### DIRECTIONS FOR THIS TASK
From the records below, take each line where the string "JSON" shows up and copy it.

---- SUPPLIED RECORDS

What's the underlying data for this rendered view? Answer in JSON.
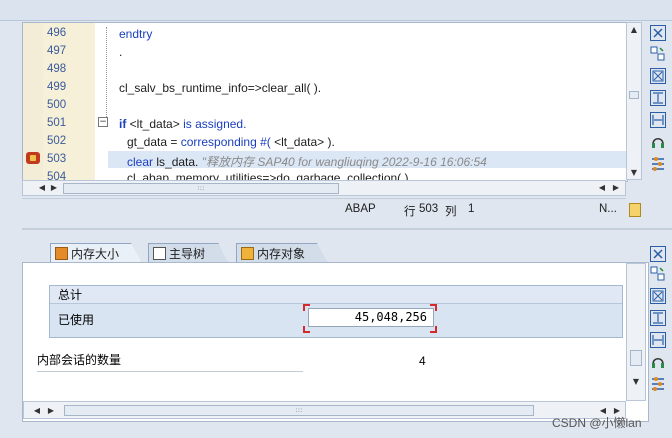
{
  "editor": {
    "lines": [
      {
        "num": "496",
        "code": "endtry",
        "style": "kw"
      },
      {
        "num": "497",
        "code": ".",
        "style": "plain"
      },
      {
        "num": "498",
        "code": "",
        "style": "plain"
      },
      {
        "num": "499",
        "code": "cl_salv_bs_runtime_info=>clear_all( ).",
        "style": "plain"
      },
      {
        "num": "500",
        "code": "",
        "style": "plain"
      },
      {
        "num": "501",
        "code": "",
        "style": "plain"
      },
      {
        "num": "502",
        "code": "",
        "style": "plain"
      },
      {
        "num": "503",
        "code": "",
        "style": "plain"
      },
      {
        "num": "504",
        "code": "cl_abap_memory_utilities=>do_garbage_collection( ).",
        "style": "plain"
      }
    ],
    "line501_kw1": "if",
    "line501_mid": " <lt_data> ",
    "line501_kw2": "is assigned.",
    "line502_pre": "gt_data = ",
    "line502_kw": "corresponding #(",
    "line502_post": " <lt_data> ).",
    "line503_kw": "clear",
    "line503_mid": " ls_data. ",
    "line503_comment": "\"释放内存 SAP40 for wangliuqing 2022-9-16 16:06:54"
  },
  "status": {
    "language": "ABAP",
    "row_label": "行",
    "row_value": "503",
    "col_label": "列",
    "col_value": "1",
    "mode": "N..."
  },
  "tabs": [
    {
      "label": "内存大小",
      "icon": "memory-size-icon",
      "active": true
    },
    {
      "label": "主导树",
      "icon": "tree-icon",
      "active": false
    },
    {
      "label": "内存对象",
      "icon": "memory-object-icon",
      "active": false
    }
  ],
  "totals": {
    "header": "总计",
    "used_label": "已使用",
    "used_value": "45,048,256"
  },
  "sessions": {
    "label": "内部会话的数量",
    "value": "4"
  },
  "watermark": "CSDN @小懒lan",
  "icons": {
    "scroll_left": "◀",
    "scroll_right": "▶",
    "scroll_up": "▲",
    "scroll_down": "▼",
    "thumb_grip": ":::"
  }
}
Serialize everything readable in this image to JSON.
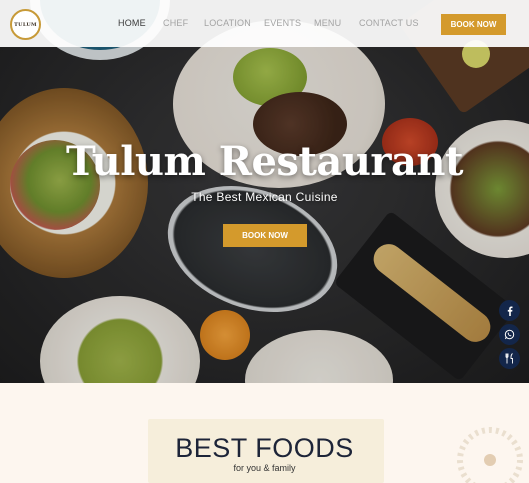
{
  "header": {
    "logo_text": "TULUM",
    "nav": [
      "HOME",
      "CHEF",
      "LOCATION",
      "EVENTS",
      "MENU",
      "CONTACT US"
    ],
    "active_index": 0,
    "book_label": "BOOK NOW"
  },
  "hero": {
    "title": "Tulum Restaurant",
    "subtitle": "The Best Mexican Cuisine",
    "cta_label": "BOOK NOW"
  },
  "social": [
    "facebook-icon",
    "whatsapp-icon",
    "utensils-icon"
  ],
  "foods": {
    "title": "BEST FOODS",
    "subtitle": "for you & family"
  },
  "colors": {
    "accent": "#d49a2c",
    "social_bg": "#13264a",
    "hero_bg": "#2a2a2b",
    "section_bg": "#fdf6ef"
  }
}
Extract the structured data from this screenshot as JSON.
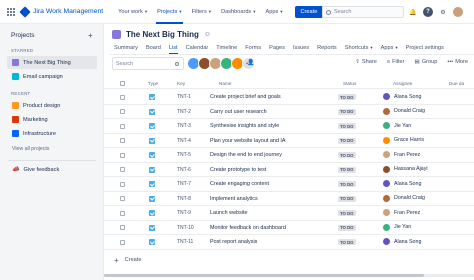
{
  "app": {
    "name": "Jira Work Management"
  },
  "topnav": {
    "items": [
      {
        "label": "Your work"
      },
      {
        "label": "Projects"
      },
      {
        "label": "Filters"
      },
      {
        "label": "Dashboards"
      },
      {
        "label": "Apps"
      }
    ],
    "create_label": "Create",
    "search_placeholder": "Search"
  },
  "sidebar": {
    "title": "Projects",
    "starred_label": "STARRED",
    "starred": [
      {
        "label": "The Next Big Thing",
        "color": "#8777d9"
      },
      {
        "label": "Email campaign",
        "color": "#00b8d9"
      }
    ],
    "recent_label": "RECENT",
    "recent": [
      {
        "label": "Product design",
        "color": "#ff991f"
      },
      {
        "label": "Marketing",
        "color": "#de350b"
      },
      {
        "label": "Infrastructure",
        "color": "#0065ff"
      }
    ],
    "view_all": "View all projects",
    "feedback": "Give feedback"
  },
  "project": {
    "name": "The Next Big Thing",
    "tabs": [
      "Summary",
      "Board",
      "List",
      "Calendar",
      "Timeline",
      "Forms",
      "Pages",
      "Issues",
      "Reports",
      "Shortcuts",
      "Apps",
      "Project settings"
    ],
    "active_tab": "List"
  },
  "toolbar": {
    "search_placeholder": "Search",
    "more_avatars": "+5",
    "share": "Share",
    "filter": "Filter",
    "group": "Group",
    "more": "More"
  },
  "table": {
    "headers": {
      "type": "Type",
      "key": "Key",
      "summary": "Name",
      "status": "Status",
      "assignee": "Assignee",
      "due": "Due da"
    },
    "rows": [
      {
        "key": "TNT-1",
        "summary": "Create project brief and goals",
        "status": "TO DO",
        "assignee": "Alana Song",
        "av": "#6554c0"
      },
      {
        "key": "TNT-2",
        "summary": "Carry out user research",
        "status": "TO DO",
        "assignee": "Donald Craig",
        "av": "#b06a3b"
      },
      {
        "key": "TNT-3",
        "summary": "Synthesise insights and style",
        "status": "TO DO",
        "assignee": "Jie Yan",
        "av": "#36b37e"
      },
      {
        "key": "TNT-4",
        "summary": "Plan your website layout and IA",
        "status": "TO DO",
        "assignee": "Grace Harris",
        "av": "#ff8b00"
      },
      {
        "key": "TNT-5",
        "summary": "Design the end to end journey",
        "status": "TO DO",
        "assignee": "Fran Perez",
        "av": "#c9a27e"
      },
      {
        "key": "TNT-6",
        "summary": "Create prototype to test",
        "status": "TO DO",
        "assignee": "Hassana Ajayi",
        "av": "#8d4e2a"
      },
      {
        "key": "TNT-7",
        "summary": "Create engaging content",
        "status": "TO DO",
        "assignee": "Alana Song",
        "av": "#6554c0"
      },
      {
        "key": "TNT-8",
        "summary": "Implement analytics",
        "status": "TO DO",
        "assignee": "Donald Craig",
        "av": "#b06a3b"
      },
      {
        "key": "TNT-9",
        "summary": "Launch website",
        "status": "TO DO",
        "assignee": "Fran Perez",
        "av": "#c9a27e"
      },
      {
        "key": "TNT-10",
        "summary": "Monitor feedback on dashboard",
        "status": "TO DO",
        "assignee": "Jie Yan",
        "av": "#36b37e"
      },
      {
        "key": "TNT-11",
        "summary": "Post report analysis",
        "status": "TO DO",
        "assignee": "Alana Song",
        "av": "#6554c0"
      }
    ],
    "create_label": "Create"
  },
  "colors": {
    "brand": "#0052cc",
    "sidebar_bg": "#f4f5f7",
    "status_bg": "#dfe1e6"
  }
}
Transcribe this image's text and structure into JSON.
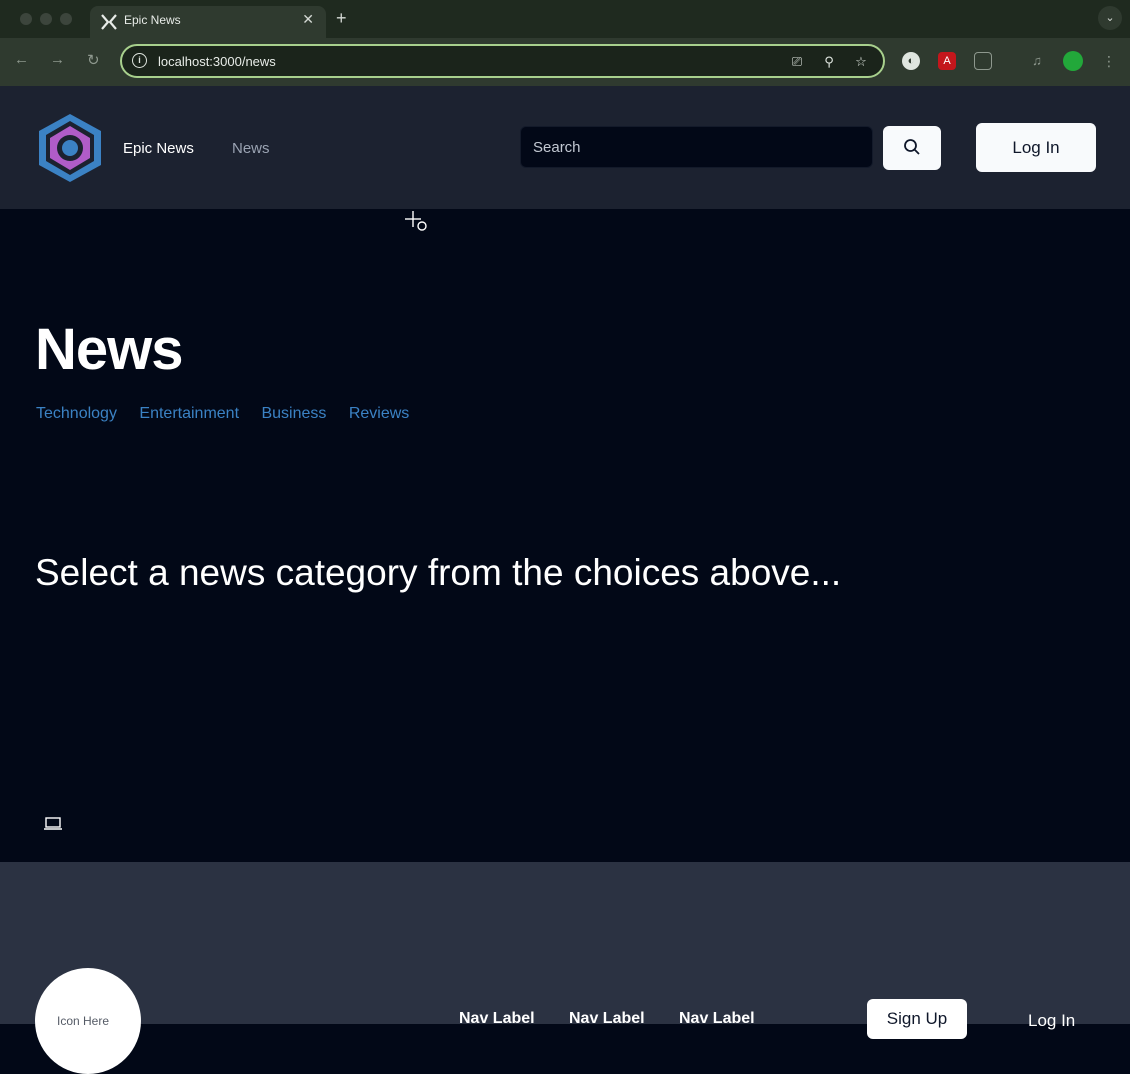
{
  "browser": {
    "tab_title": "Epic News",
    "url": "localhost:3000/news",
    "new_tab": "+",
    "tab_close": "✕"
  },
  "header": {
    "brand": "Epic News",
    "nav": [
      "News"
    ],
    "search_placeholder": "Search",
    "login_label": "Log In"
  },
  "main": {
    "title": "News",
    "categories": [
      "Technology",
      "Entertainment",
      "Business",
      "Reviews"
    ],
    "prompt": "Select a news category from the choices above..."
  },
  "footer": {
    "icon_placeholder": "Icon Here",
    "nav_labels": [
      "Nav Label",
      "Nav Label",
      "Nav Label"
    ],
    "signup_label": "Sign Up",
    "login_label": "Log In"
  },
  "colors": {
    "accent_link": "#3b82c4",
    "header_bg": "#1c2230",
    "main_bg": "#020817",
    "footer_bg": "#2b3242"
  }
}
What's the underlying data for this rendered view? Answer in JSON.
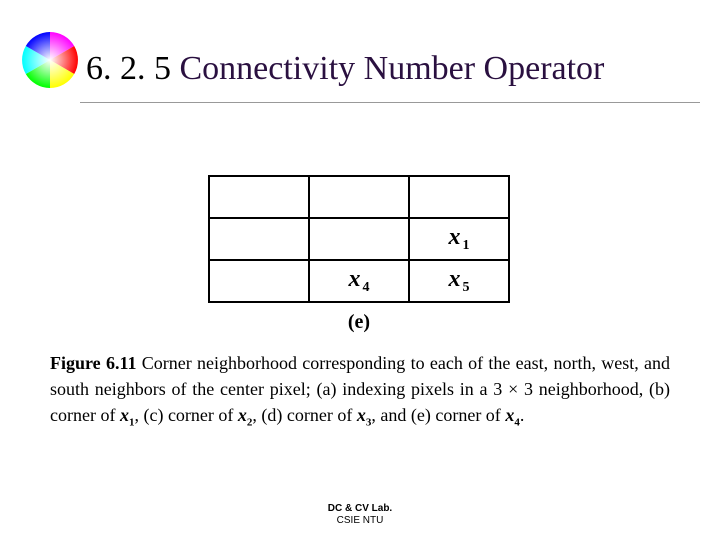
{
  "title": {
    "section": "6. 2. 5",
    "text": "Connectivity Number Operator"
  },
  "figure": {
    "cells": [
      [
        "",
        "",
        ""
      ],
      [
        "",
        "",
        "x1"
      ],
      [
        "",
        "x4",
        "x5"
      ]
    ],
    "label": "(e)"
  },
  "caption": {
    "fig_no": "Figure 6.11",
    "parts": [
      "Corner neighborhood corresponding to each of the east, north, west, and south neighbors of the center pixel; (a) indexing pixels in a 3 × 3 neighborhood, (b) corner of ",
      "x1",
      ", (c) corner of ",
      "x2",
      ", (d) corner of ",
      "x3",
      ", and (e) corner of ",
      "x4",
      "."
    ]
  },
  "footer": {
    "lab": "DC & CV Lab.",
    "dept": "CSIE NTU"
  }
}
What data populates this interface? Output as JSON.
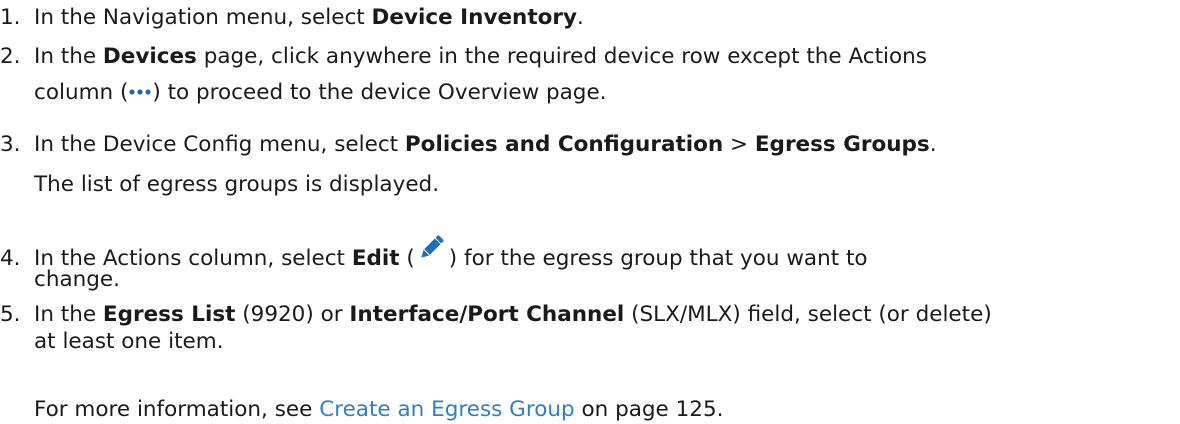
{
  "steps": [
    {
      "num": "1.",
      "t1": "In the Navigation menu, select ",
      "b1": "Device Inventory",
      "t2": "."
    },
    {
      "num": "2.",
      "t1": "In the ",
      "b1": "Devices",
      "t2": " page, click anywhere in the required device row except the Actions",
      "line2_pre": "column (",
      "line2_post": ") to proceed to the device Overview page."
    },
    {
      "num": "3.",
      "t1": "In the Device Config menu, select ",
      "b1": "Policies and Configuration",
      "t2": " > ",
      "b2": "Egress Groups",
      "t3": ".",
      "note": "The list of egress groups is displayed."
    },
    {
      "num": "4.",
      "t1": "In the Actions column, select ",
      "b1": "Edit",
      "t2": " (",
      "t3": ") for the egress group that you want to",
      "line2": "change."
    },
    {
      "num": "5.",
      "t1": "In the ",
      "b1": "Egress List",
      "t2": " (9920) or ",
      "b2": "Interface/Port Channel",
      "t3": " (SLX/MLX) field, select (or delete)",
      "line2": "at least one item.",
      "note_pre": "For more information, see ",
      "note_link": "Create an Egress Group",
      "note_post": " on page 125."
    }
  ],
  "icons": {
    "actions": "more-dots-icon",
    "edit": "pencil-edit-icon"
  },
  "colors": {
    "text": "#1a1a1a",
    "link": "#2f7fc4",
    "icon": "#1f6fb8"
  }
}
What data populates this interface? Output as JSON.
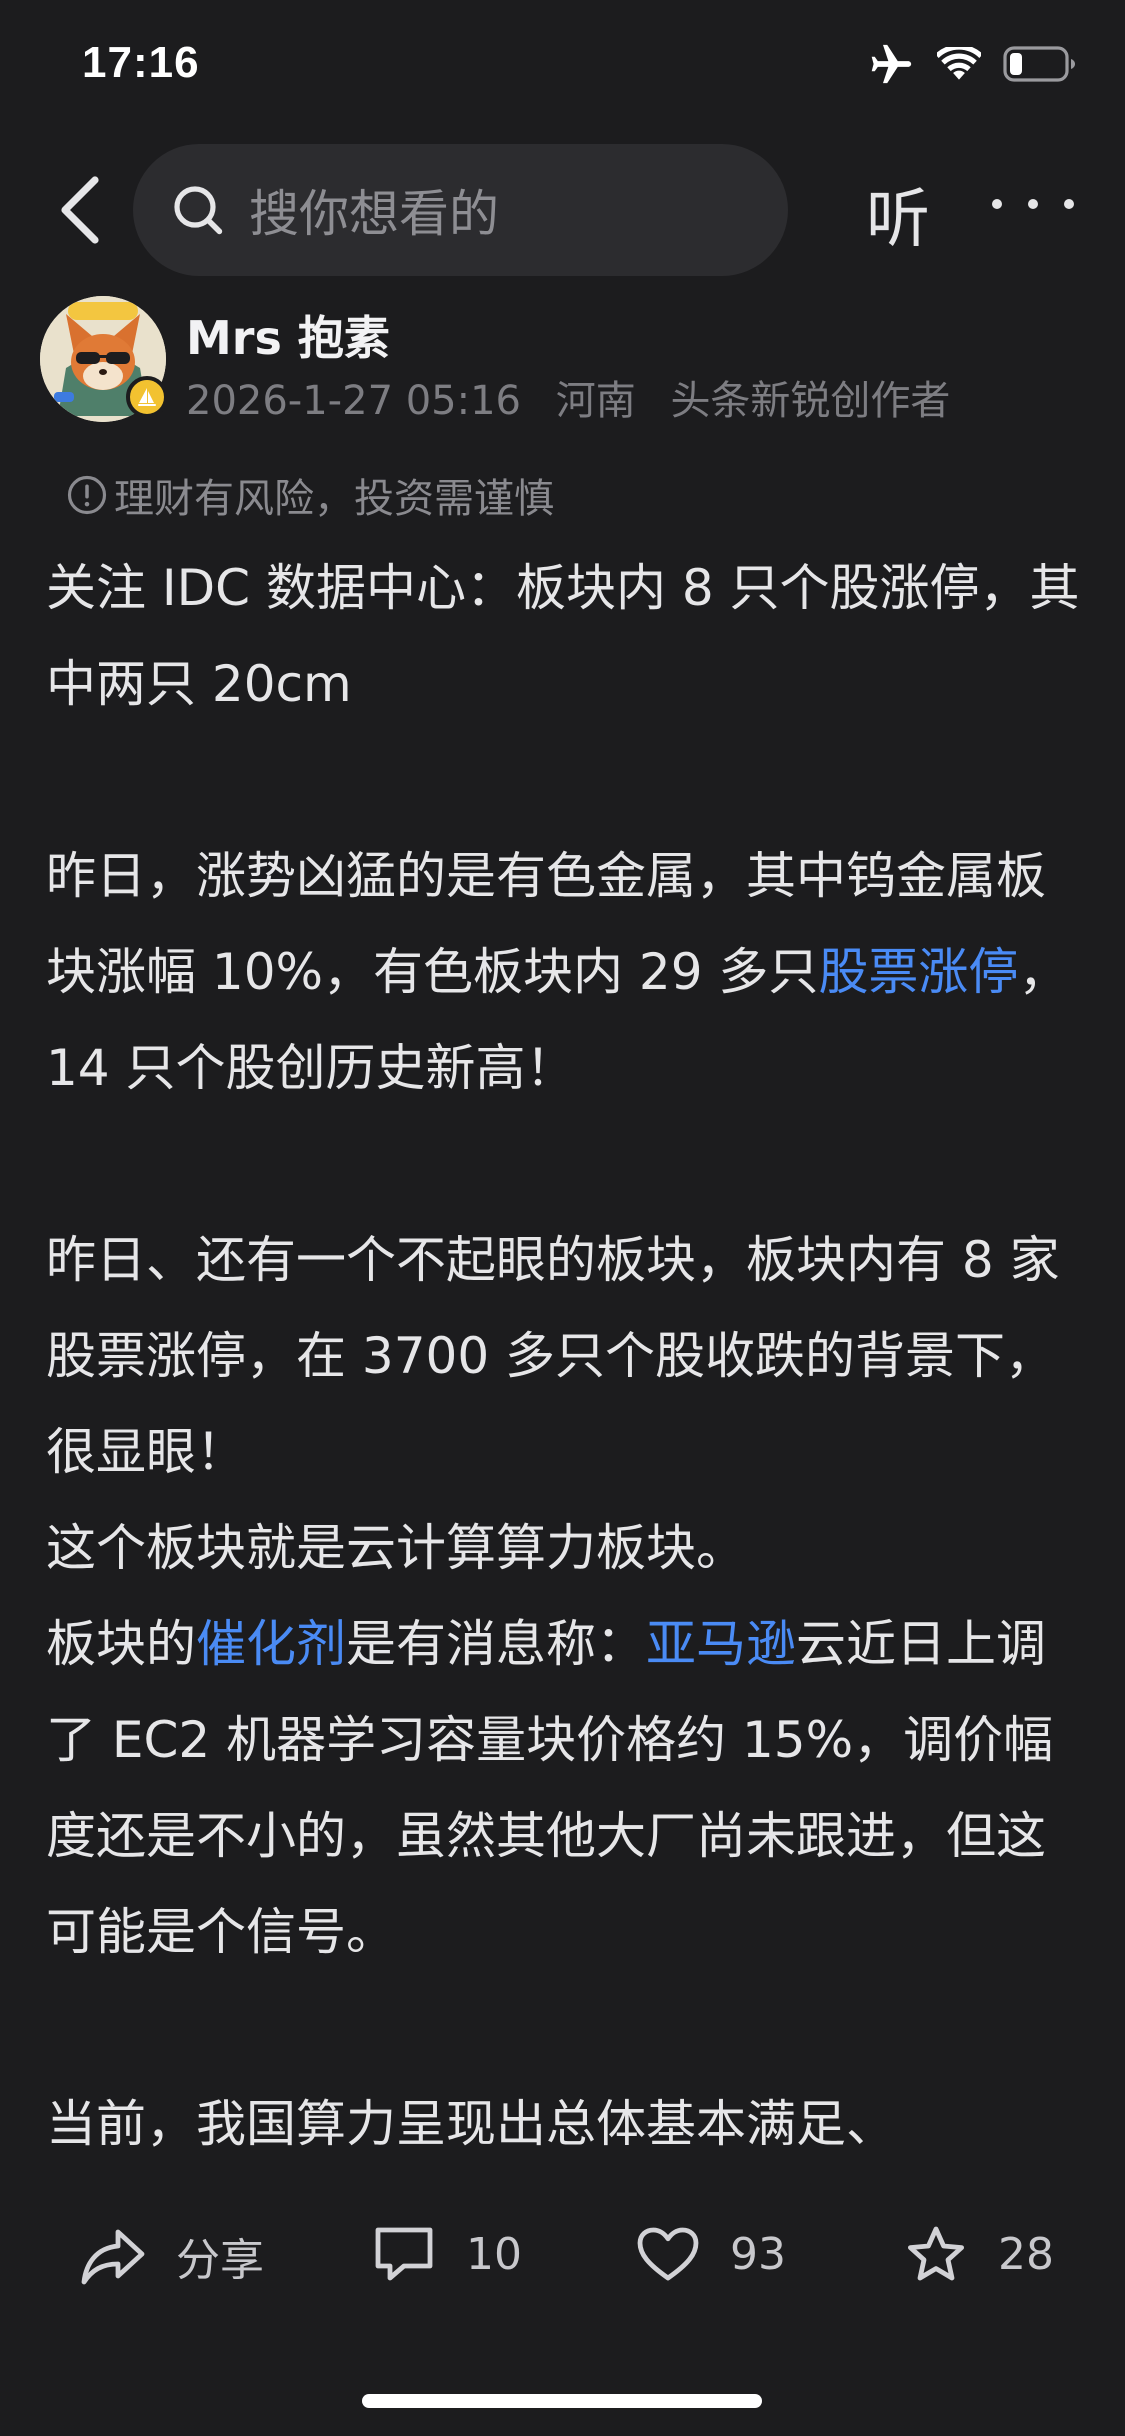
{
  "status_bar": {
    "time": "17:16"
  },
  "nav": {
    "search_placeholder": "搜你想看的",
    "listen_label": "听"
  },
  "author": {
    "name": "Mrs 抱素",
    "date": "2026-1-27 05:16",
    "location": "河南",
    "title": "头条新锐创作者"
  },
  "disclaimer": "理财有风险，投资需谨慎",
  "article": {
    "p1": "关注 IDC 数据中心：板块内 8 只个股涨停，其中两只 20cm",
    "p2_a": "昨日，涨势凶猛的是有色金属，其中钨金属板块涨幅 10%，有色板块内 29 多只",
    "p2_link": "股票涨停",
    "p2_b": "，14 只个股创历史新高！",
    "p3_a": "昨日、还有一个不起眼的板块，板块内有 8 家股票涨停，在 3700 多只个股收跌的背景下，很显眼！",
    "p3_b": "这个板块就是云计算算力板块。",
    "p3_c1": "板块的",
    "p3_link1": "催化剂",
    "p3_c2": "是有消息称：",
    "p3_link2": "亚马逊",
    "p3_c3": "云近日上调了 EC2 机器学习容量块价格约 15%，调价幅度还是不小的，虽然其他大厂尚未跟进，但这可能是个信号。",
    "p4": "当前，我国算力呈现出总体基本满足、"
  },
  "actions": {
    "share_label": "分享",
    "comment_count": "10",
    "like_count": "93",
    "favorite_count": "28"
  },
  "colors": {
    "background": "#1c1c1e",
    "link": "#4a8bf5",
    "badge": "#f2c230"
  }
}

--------

### RESPONSE BELOW
What's the underlying data for this rendered view? Answer in JSON.
Serialize everything readable in this image to JSON.
Extract the structured data from this screenshot as JSON.
Transcribe this image's text and structure into JSON.
What's the underlying data for this rendered view? Answer in JSON.
What data populates this interface? Output as JSON.
What data populates this interface? Output as JSON.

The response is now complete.